→ **TASK REQUIREMENTS**
Write the data out in full and word for word. Do not include images.

::: EXTRACTED ENTRIES

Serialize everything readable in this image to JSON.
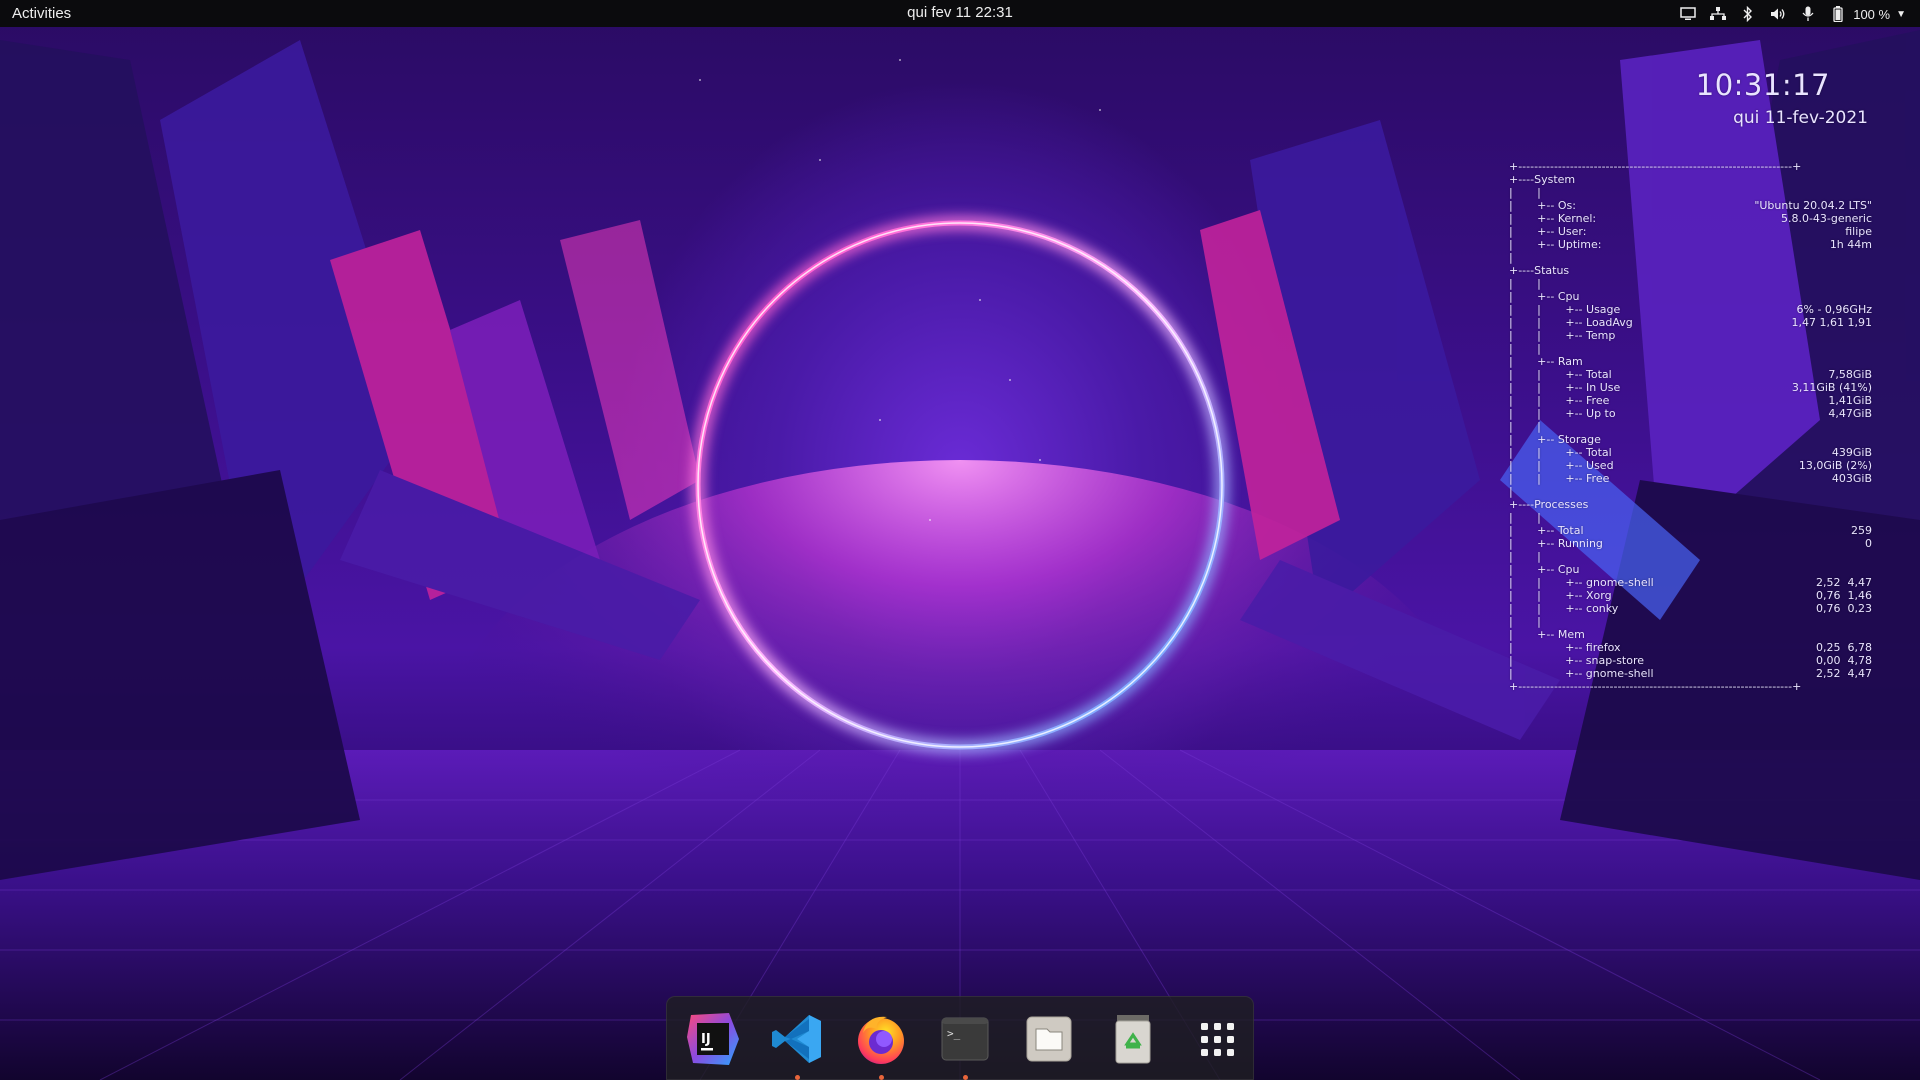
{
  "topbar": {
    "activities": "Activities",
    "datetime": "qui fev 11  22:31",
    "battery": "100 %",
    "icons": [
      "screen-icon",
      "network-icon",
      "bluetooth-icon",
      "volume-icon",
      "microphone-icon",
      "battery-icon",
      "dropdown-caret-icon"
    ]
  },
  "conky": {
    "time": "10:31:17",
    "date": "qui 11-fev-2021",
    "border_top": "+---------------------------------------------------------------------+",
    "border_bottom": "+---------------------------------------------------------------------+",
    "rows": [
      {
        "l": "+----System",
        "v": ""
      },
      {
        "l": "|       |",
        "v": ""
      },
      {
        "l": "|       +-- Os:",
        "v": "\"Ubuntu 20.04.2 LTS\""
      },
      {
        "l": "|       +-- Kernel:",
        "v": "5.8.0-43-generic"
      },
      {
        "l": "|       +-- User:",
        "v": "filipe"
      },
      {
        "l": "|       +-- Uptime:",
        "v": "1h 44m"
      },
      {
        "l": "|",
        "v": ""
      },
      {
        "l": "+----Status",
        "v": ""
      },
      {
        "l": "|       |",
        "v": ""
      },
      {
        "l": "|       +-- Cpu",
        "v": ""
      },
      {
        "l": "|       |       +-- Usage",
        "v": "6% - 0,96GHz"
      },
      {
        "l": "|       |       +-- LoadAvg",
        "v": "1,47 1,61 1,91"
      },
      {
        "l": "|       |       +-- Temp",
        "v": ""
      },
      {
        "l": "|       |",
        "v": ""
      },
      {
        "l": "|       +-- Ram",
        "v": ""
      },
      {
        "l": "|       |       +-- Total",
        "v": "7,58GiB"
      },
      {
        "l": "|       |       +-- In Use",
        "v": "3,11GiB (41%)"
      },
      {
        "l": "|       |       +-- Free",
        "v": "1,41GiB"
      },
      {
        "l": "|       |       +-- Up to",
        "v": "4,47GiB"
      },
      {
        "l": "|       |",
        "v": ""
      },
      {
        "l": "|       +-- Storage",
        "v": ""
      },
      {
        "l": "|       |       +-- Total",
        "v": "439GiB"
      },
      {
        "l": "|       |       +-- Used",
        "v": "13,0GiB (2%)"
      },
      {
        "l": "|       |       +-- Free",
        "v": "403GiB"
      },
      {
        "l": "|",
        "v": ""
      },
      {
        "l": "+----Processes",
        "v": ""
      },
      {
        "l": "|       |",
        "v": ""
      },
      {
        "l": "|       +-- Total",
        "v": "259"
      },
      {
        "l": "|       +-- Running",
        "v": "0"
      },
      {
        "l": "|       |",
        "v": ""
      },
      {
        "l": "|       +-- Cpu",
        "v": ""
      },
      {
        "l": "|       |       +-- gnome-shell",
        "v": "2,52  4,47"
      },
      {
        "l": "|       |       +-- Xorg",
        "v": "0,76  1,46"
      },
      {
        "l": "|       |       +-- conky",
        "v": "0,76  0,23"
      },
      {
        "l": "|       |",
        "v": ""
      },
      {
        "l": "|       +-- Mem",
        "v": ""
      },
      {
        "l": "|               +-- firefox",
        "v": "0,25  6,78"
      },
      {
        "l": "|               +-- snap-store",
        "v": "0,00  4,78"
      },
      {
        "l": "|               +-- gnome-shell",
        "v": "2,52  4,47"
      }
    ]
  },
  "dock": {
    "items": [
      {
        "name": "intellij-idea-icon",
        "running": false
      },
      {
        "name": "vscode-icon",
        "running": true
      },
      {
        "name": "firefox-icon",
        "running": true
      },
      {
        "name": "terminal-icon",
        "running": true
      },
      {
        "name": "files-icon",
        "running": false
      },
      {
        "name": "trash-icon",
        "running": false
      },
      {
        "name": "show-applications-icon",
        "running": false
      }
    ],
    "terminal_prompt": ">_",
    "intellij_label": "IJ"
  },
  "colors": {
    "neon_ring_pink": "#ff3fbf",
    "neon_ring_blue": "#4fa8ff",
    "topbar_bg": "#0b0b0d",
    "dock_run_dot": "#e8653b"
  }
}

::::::

→ **WRITTEN SOLUTION**
Serialize everything readable in this image to JSON.
{
  "topbar": {
    "activities": "Activities",
    "datetime": "qui fev 11  22:31",
    "battery": "100 %",
    "icons": [
      "screen-icon",
      "network-icon",
      "bluetooth-icon",
      "volume-icon",
      "microphone-icon",
      "battery-icon",
      "dropdown-caret-icon"
    ]
  },
  "conky": {
    "time": "10:31:17",
    "date": "qui 11-fev-2021",
    "border_top": "+---------------------------------------------------------------------+",
    "border_bottom": "+---------------------------------------------------------------------+",
    "rows": [
      {
        "l": "+----System",
        "v": ""
      },
      {
        "l": "|       |",
        "v": ""
      },
      {
        "l": "|       +-- Os:",
        "v": "\"Ubuntu 20.04.2 LTS\""
      },
      {
        "l": "|       +-- Kernel:",
        "v": "5.8.0-43-generic"
      },
      {
        "l": "|       +-- User:",
        "v": "filipe"
      },
      {
        "l": "|       +-- Uptime:",
        "v": "1h 44m"
      },
      {
        "l": "|",
        "v": ""
      },
      {
        "l": "+----Status",
        "v": ""
      },
      {
        "l": "|       |",
        "v": ""
      },
      {
        "l": "|       +-- Cpu",
        "v": ""
      },
      {
        "l": "|       |       +-- Usage",
        "v": "6% - 0,96GHz"
      },
      {
        "l": "|       |       +-- LoadAvg",
        "v": "1,47 1,61 1,91"
      },
      {
        "l": "|       |       +-- Temp",
        "v": ""
      },
      {
        "l": "|       |",
        "v": ""
      },
      {
        "l": "|       +-- Ram",
        "v": ""
      },
      {
        "l": "|       |       +-- Total",
        "v": "7,58GiB"
      },
      {
        "l": "|       |       +-- In Use",
        "v": "3,11GiB (41%)"
      },
      {
        "l": "|       |       +-- Free",
        "v": "1,41GiB"
      },
      {
        "l": "|       |       +-- Up to",
        "v": "4,47GiB"
      },
      {
        "l": "|       |",
        "v": ""
      },
      {
        "l": "|       +-- Storage",
        "v": ""
      },
      {
        "l": "|       |       +-- Total",
        "v": "439GiB"
      },
      {
        "l": "|       |       +-- Used",
        "v": "13,0GiB (2%)"
      },
      {
        "l": "|       |       +-- Free",
        "v": "403GiB"
      },
      {
        "l": "|",
        "v": ""
      },
      {
        "l": "+----Processes",
        "v": ""
      },
      {
        "l": "|       |",
        "v": ""
      },
      {
        "l": "|       +-- Total",
        "v": "259"
      },
      {
        "l": "|       +-- Running",
        "v": "0"
      },
      {
        "l": "|       |",
        "v": ""
      },
      {
        "l": "|       +-- Cpu",
        "v": ""
      },
      {
        "l": "|       |       +-- gnome-shell",
        "v": "2,52  4,47"
      },
      {
        "l": "|       |       +-- Xorg",
        "v": "0,76  1,46"
      },
      {
        "l": "|       |       +-- conky",
        "v": "0,76  0,23"
      },
      {
        "l": "|       |",
        "v": ""
      },
      {
        "l": "|       +-- Mem",
        "v": ""
      },
      {
        "l": "|               +-- firefox",
        "v": "0,25  6,78"
      },
      {
        "l": "|               +-- snap-store",
        "v": "0,00  4,78"
      },
      {
        "l": "|               +-- gnome-shell",
        "v": "2,52  4,47"
      }
    ]
  },
  "dock": {
    "items": [
      {
        "name": "intellij-idea-icon",
        "running": false
      },
      {
        "name": "vscode-icon",
        "running": true
      },
      {
        "name": "firefox-icon",
        "running": true
      },
      {
        "name": "terminal-icon",
        "running": true
      },
      {
        "name": "files-icon",
        "running": false
      },
      {
        "name": "trash-icon",
        "running": false
      },
      {
        "name": "show-applications-icon",
        "running": false
      }
    ],
    "terminal_prompt": ">_",
    "intellij_label": "IJ"
  },
  "colors": {
    "neon_ring_pink": "#ff3fbf",
    "neon_ring_blue": "#4fa8ff",
    "topbar_bg": "#0b0b0d",
    "dock_run_dot": "#e8653b"
  }
}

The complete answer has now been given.